Boeing Considers 737 Successor
It could be an engine upgrade, a design overhaul or a completely new aircraft, but Boeing CEO Jim Albaugh has publicly stated his company will decide the future of its most popular airliner, the 737, "within the next several months." Refitting the jet with more efficient engines may be a front-running idea for airlines interested in an upgrade with a more predictable timetable. Buyers' initial response was cool to potential alternatives like Bombardier's 145-passenger CSeries jet earlier this year, but competition may heat up with demand. "We need a more fuel-efficient, cost-effective airplane," Gary Kelly, Chief Executive of Southwest Airlines, told Dow Jones Newswires. "If Boeing doesn't have a solution, we will have to think about that." Boeing has told Kelly it will deliver a decision on the 737 by year-end. It also may have tipped its hand when it comes to the likelihood of some theoretical upgrades like fly-by-wire controls.

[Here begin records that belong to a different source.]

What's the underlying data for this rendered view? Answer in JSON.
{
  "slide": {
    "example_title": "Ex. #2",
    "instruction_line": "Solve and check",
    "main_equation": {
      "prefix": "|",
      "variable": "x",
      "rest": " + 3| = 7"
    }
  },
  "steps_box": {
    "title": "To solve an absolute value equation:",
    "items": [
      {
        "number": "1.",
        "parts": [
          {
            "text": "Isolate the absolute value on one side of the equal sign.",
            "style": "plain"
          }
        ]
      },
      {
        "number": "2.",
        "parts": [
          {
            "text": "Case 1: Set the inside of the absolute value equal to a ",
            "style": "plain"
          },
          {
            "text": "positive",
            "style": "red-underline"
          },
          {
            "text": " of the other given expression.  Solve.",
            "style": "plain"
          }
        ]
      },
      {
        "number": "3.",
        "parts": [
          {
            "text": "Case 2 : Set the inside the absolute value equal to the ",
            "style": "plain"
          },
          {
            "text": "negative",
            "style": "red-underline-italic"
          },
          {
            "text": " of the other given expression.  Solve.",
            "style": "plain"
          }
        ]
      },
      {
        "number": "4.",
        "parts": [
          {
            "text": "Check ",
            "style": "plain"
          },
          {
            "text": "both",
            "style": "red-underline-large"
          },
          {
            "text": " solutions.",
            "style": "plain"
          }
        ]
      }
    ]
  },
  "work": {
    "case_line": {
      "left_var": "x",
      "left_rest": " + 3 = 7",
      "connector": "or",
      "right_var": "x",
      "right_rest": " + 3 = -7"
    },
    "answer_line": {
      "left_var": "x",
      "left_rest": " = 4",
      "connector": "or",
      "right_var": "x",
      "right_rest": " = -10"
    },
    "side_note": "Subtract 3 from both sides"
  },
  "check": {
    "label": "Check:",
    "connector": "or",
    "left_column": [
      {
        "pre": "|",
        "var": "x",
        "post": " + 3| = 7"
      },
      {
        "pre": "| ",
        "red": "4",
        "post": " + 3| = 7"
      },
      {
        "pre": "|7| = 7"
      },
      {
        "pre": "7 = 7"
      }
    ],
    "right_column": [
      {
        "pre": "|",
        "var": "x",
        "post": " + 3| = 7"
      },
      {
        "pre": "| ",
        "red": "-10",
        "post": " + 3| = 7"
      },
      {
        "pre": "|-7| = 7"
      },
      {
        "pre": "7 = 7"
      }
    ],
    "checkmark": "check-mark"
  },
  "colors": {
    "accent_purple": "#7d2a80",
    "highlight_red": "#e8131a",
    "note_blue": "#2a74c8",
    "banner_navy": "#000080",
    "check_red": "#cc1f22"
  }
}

The Seattle Post Intelligencer's aerospace blog reported an exchange with 737 chief project engineer John Hamilton. Asked about the possibility of fly-by-wire, Hamilton said they'd considered it for the 737 NG but the NG flies at 99.8 percent dispatch reliability. Fly-by-wire, said Hamilton, adds a lot of weight to the airplane and it doesn't "really buy a whole lot." Boeing currently builds about 31 of its 737s each month and, according to the program's vice president and general manager, the company could raise production to 42 per month by 2013. Back in 2003, Boeing said there were some 4,000 737s in service worldwide, with one departing from an airport every 5.3 seconds.